In terms of promoting responsible drinking, we are expanding our programmes that tackle underage drinking, drink-driving and binge drinking. By 2030 we are committed to reaching one billion people with a dedicated message of moderation and educating people on the risks of alcohol-related harm through our global DRINKiQ platform.
We will also educate more than 10 million people on the dangers of underage drinking through Smashed, our award-winning alcohol education programme. In so many ways it builds on the legacy of our founders, who have always strived to make a positive impact on our communities.
Can you summarise your career before joining Diageo? For example, you were previously chief executive of the Royal Zoological Society of Scotland.
Before joining Diageo in February 2020, I spent seven fantastic years with the Royal Zoological Society of Scotland, first as a managing director and latterly as chief executive. Prior to that, I worked as managing director of the North of England Zoological Society after two years at Chester Zoo and worked as executive manager of Edinburgh Castle between 2000 and 2010.
Chester Zoo is the most-visited wildlife attraction in the UK, and Edinburgh Castle Scotland’s premier visitor attraction. I have more than 30 years’ experience working in sport, leisure, tourism, culture, heritage and the charity sector and my work has often bridged the gap between the private and public sectors.
I chaired the Edinburgh Tourism Action Group between 2007 and 2009 and I am currently a member of the board of directors for the Association of Scottish Visitor Attractions, who help such landmarks deliver sustainable, world-class experiences.
What would you like the visitor experience to achieve in its first year?
The immediate aim is to establish Johnnie Walker Princes Street as a must-visit destination for people from Edinburgh, from Scotland and from around the world.

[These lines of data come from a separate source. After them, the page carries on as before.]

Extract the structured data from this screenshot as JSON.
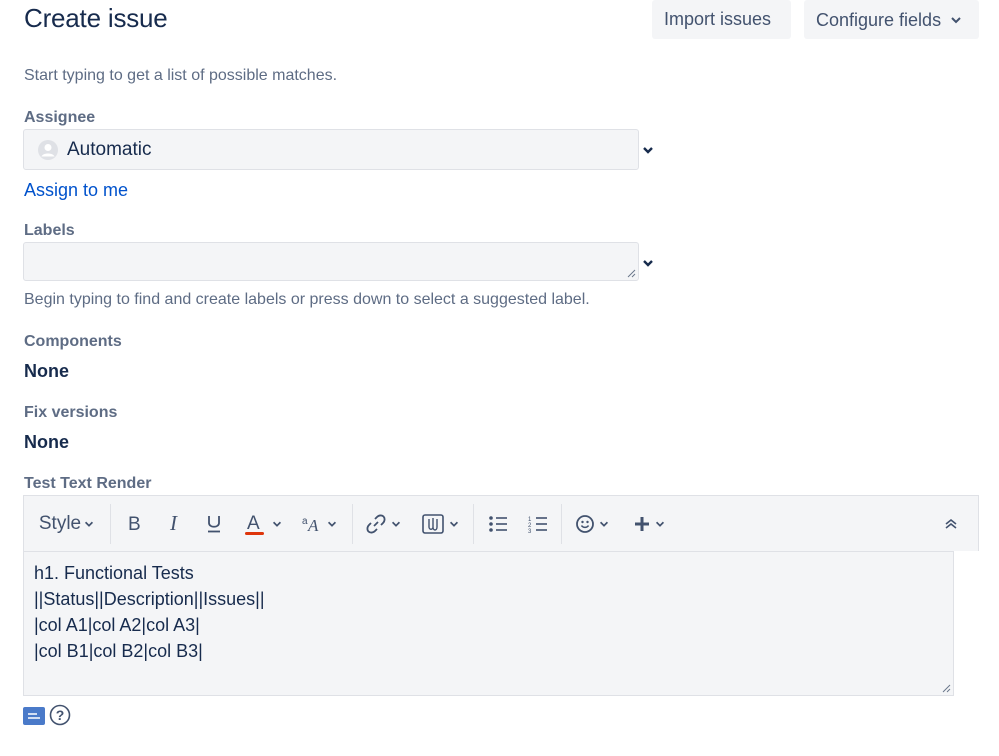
{
  "header": {
    "title": "Create issue",
    "import_label": "Import issues",
    "configure_label": "Configure fields"
  },
  "assignee": {
    "help_text": "Start typing to get a list of possible matches.",
    "label": "Assignee",
    "value": "Automatic",
    "assign_to_me": "Assign to me"
  },
  "labels": {
    "label": "Labels",
    "value": "",
    "help_text": "Begin typing to find and create labels or press down to select a suggested label."
  },
  "components": {
    "label": "Components",
    "value": "None"
  },
  "fix_versions": {
    "label": "Fix versions",
    "value": "None"
  },
  "test_text_render": {
    "label": "Test Text Render",
    "style_label": "Style",
    "lines": [
      "h1. Functional Tests",
      "||Status||Description||Issues||",
      "|col A1|col A2|col A3|",
      "|col B1|col B2|col B3|"
    ]
  },
  "toolbar_icons": [
    "bold-icon",
    "italic-icon",
    "underline-icon",
    "text-color-icon",
    "text-effects-icon",
    "link-icon",
    "attachment-icon",
    "bullet-list-icon",
    "numbered-list-icon",
    "emoji-icon",
    "plus-icon",
    "collapse-icon"
  ],
  "colors": {
    "link": "#0052cc",
    "text": "#172b4d",
    "subtle": "#5e6c84",
    "field_bg": "#f4f5f7",
    "text_color_underline": "#de350b"
  }
}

But more importantly than what we want to achieve for ourselves, we want to provide a beacon of hope for the hospitality and tourism industry as we recover from the Covid-19 crisis.
We want our commitment to our investment programme and the quality of visitor attraction we are creating to be a catalyst for recovery for the wider economy, because we know that we can only succeed in our ambitions if we are part of a thriving tourism industry.
Over time we want to make Johnnie Walker Princes Street to Edinburgh and Scotland what the Guinness Storehouse is to Dublin and Ireland – a must-visit destination that is part of the fabric of local life and culture.